→ **WORK TO COMPLETE**
Reproduce every line below exactly as written; do not include the images.

(Beginning of AVAILABLE RECORDS)

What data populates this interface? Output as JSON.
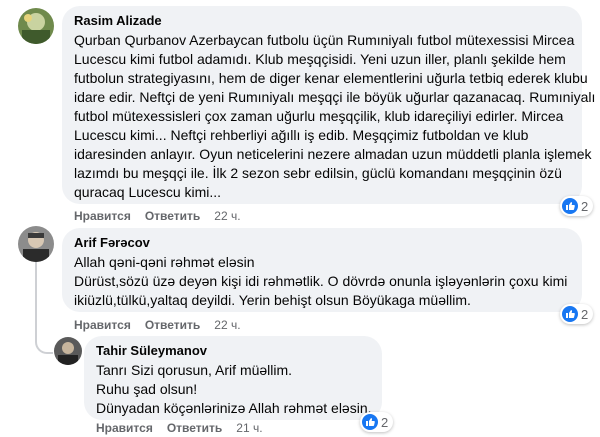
{
  "comments": [
    {
      "author": "Rasim Alizade",
      "lines": [
        "Qurban Qurbanov Azerbaycan futbolu üçün Rumıniyalı futbol mütexessisi Mircea",
        "Lucescu kimi futbol adamıdı. Klub meşqçisidi. Yeni uzun iller, planlı şekilde hem",
        "futbolun strategiyasını, hem de diger kenar elementlerini uğurla tetbiq ederek klubu",
        "idare edir. Neftçi de yeni Rumıniyalı meşqçi ile böyük uğurlar qazanacaq. Rumıniyalı",
        "futbol mütexessisleri çox zaman uğurlu meşqçilik, klub idareçiliyi edirler. Mircea",
        "Lucescu kimi... Neftçi rehberliyi ağıllı iş edib. Meşqçimiz futboldan ve klub",
        "idaresinden anlayır. Oyun neticelerini nezere almadan uzun müddetli planla işlemek",
        "lazımdı bu meşqçi ile. İlk 2 sezon sebr edilsin, güclü komandanı meşqçinin özü",
        "quracaq Lucescu kimi..."
      ],
      "like_label": "Нравится",
      "reply_label": "Ответить",
      "time": "22 ч.",
      "reactions": "2"
    },
    {
      "author": "Arif Fərəcov",
      "lines": [
        "Allah qəni-qəni rəhmət eləsin",
        "Dürüst,sözü üzə deyən kişi idi rəhmətlik. O dövrdə onunla işləyənlərin çoxu kimi",
        "ikiüzlü,tülkü,yaltaq deyildi. Yerin behişt olsun Böyükaga müəllim."
      ],
      "like_label": "Нравится",
      "reply_label": "Ответить",
      "time": "22 ч.",
      "reactions": "2"
    },
    {
      "author": "Tahir Süleymanov",
      "lines": [
        "Tanrı Sizi qorusun, Arif müəllim.",
        "Ruhu şad olsun!",
        "Dünyadan köçənlərinizə Allah rəhmət eləsin."
      ],
      "like_label": "Нравится",
      "reply_label": "Ответить",
      "time": "21 ч.",
      "reactions": "2"
    }
  ],
  "colors": {
    "bubble": "#f0f2f5",
    "meta": "#65676b",
    "like": "#1877f2"
  },
  "icons": [
    "like-icon",
    "avatar"
  ]
}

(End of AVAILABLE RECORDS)

→ **EXERCISE RESPONSE**
What data populates this interface? Output as JSON.
{
  "comments": [
    {
      "author": "Rasim Alizade",
      "lines": [
        "Qurban Qurbanov Azerbaycan futbolu üçün Rumıniyalı futbol mütexessisi Mircea",
        "Lucescu kimi futbol adamıdı. Klub meşqçisidi. Yeni uzun iller, planlı şekilde hem",
        "futbolun strategiyasını, hem de diger kenar elementlerini uğurla tetbiq ederek klubu",
        "idare edir. Neftçi de yeni Rumıniyalı meşqçi ile böyük uğurlar qazanacaq. Rumıniyalı",
        "futbol mütexessisleri çox zaman uğurlu meşqçilik, klub idareçiliyi edirler. Mircea",
        "Lucescu kimi... Neftçi rehberliyi ağıllı iş edib. Meşqçimiz futboldan ve klub",
        "idaresinden anlayır. Oyun neticelerini nezere almadan uzun müddetli planla işlemek",
        "lazımdı bu meşqçi ile. İlk 2 sezon sebr edilsin, güclü komandanı meşqçinin özü",
        "quracaq Lucescu kimi..."
      ],
      "like_label": "Нравится",
      "reply_label": "Ответить",
      "time": "22 ч.",
      "reactions": "2"
    },
    {
      "author": "Arif Fərəcov",
      "lines": [
        "Allah qəni-qəni rəhmət eləsin",
        "Dürüst,sözü üzə deyən kişi idi rəhmətlik. O dövrdə onunla işləyənlərin çoxu kimi",
        "ikiüzlü,tülkü,yaltaq deyildi. Yerin behişt olsun Böyükaga müəllim."
      ],
      "like_label": "Нравится",
      "reply_label": "Ответить",
      "time": "22 ч.",
      "reactions": "2"
    },
    {
      "author": "Tahir Süleymanov",
      "lines": [
        "Tanrı Sizi qorusun, Arif müəllim.",
        "Ruhu şad olsun!",
        "Dünyadan köçənlərinizə Allah rəhmət eləsin."
      ],
      "like_label": "Нравится",
      "reply_label": "Ответить",
      "time": "21 ч.",
      "reactions": "2"
    }
  ],
  "colors": {
    "bubble": "#f0f2f5",
    "meta": "#65676b",
    "like": "#1877f2"
  },
  "icons": [
    "like-icon",
    "avatar"
  ]
}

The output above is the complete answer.